However, movement is complicated by the fact that a cell may be part of a multicellular organism (in which other cells are also trying to move, possibly in different directions). The organism must move as a whole, so what actually happens is that the issuing of a move instruction by a cell is actually a vote to move in a particular direction rather than an instruction that has immediate effect. At each time slice, an organism counts up all of the movement votes from its constituent cells, and decides how to move as follows:
A normalised total movement vector is calculated by summing all the individual votes of cells within the organism:
A `multiple movement factor', M, is then calculated. This factor
determines the extent to which two or more cells moving in tandem
within an organism are more efficient than would be expected by simply
summing their individual movements. M is defined as:
|M = (m-1)L+1||(4.2)|
Movement is further complicated in the situation where the organism
is overlapping (or partially overlapping) another organism on the grid.
In this case, there is a `friction' term F which slows the
organism down as it attempts to move over other cells. This term is
defined as follows:
The total movement that the organism attempts to make, ,
therefore specified by

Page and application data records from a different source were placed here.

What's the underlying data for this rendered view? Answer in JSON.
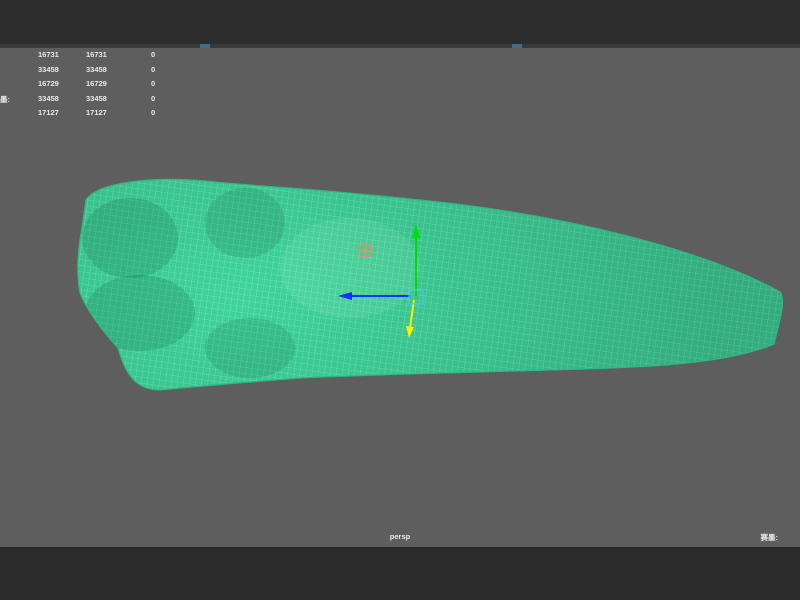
{
  "viewport": {
    "camera_label": "persp",
    "bottom_right_label": "赛墨:"
  },
  "hud": {
    "rows": [
      {
        "label": "",
        "col1": "16731",
        "col2": "16731",
        "col3": "0"
      },
      {
        "label": "",
        "col1": "33458",
        "col2": "33458",
        "col3": "0"
      },
      {
        "label": "",
        "col1": "16729",
        "col2": "16729",
        "col3": "0"
      },
      {
        "label": "墨:",
        "col1": "33458",
        "col2": "33458",
        "col3": "0"
      },
      {
        "label": "",
        "col1": "17127",
        "col2": "17127",
        "col3": "0"
      }
    ]
  },
  "colors": {
    "viewport_bg": "#5e5e5e",
    "mesh_fill": "#3fd39a",
    "mesh_wire": "#66f0b8",
    "manipulator_x": "#1a2fff",
    "manipulator_y": "#00e000",
    "manipulator_z": "#ffee00"
  },
  "icons": [
    "move-manipulator-icon",
    "pivot-icon"
  ]
}
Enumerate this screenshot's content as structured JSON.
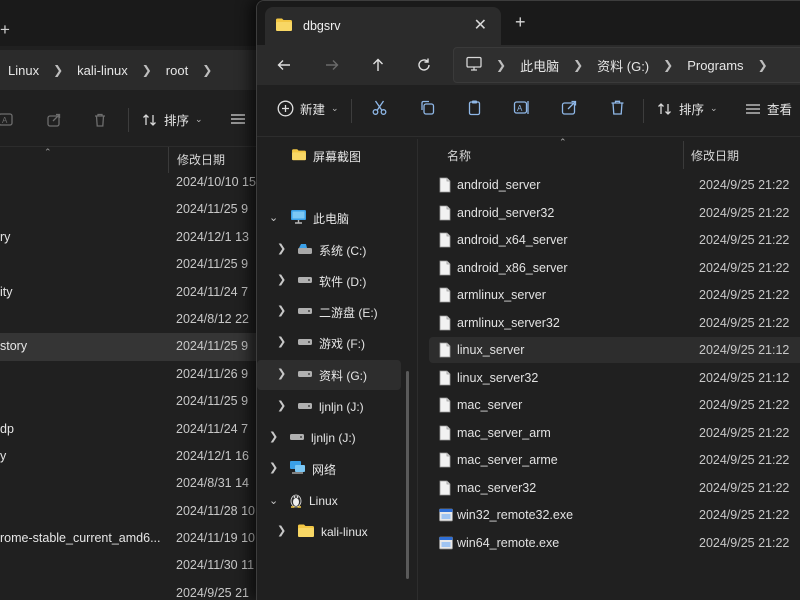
{
  "back_window": {
    "breadcrumbs": [
      "Linux",
      "kali-linux",
      "root"
    ],
    "column_date": "修改日期",
    "rows": [
      {
        "name": "",
        "date": "2024/10/10 15"
      },
      {
        "name": "",
        "date": "2024/11/25 9"
      },
      {
        "name": "ry",
        "date": "2024/12/1 13"
      },
      {
        "name": "",
        "date": "2024/11/25 9"
      },
      {
        "name": "ity",
        "date": "2024/11/24 7"
      },
      {
        "name": "",
        "date": "2024/8/12 22"
      },
      {
        "name": "story",
        "date": "2024/11/25 9"
      },
      {
        "name": "",
        "date": "2024/11/26 9"
      },
      {
        "name": "",
        "date": "2024/11/25 9"
      },
      {
        "name": "dp",
        "date": "2024/11/24 7"
      },
      {
        "name": "y",
        "date": "2024/12/1 16"
      },
      {
        "name": "",
        "date": "2024/8/31 14"
      },
      {
        "name": "",
        "date": "2024/11/28 10"
      },
      {
        "name": "rome-stable_current_amd6...",
        "date": "2024/11/19 10"
      },
      {
        "name": "",
        "date": "2024/11/30 11"
      },
      {
        "name": "",
        "date": "2024/9/25 21"
      }
    ]
  },
  "window": {
    "tab_title": "dbgsrv",
    "new_tab": "+",
    "close": "✕"
  },
  "address": {
    "segments": [
      "此电脑",
      "资料 (G:)",
      "Programs"
    ]
  },
  "toolbar": {
    "new_label": "新建",
    "sort_label": "排序",
    "view_label": "查看"
  },
  "nav_pane": {
    "items": [
      {
        "label": "屏幕截图"
      },
      {
        "label": "此电脑"
      },
      {
        "label": "系统 (C:)"
      },
      {
        "label": "软件 (D:)"
      },
      {
        "label": "二游盘 (E:)"
      },
      {
        "label": "游戏 (F:)"
      },
      {
        "label": "资料 (G:)"
      },
      {
        "label": "ljnljn (J:)"
      },
      {
        "label": "ljnljn (J:)"
      },
      {
        "label": "网络"
      },
      {
        "label": "Linux"
      },
      {
        "label": "kali-linux"
      }
    ]
  },
  "file_list": {
    "columns": {
      "name": "名称",
      "date": "修改日期"
    },
    "files": [
      {
        "name": "android_server",
        "date": "2024/9/25 21:22",
        "icon": "file-icon"
      },
      {
        "name": "android_server32",
        "date": "2024/9/25 21:22",
        "icon": "file-icon"
      },
      {
        "name": "android_x64_server",
        "date": "2024/9/25 21:22",
        "icon": "file-icon"
      },
      {
        "name": "android_x86_server",
        "date": "2024/9/25 21:22",
        "icon": "file-icon"
      },
      {
        "name": "armlinux_server",
        "date": "2024/9/25 21:22",
        "icon": "file-icon"
      },
      {
        "name": "armlinux_server32",
        "date": "2024/9/25 21:22",
        "icon": "file-icon"
      },
      {
        "name": "linux_server",
        "date": "2024/9/25 21:12",
        "icon": "file-icon"
      },
      {
        "name": "linux_server32",
        "date": "2024/9/25 21:12",
        "icon": "file-icon"
      },
      {
        "name": "mac_server",
        "date": "2024/9/25 21:22",
        "icon": "file-icon"
      },
      {
        "name": "mac_server_arm",
        "date": "2024/9/25 21:22",
        "icon": "file-icon"
      },
      {
        "name": "mac_server_arme",
        "date": "2024/9/25 21:22",
        "icon": "file-icon"
      },
      {
        "name": "mac_server32",
        "date": "2024/9/25 21:22",
        "icon": "file-icon"
      },
      {
        "name": "win32_remote32.exe",
        "date": "2024/9/25 21:22",
        "icon": "exe-icon"
      },
      {
        "name": "win64_remote.exe",
        "date": "2024/9/25 21:22",
        "icon": "exe-icon"
      }
    ]
  },
  "colors": {
    "window_bg": "#202020",
    "titlebar_bg": "#1a1a1a",
    "tab_bg": "#2b2b2b",
    "folder_yellow": "#f3c744",
    "pc_blue": "#3aa0e8",
    "selection": "#2d2d2d"
  }
}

The organism moves from its current position by the distance and direction given by , unless it reaches the edge of the grid, in which case it stops at that point (if the grid boundary does not wrap).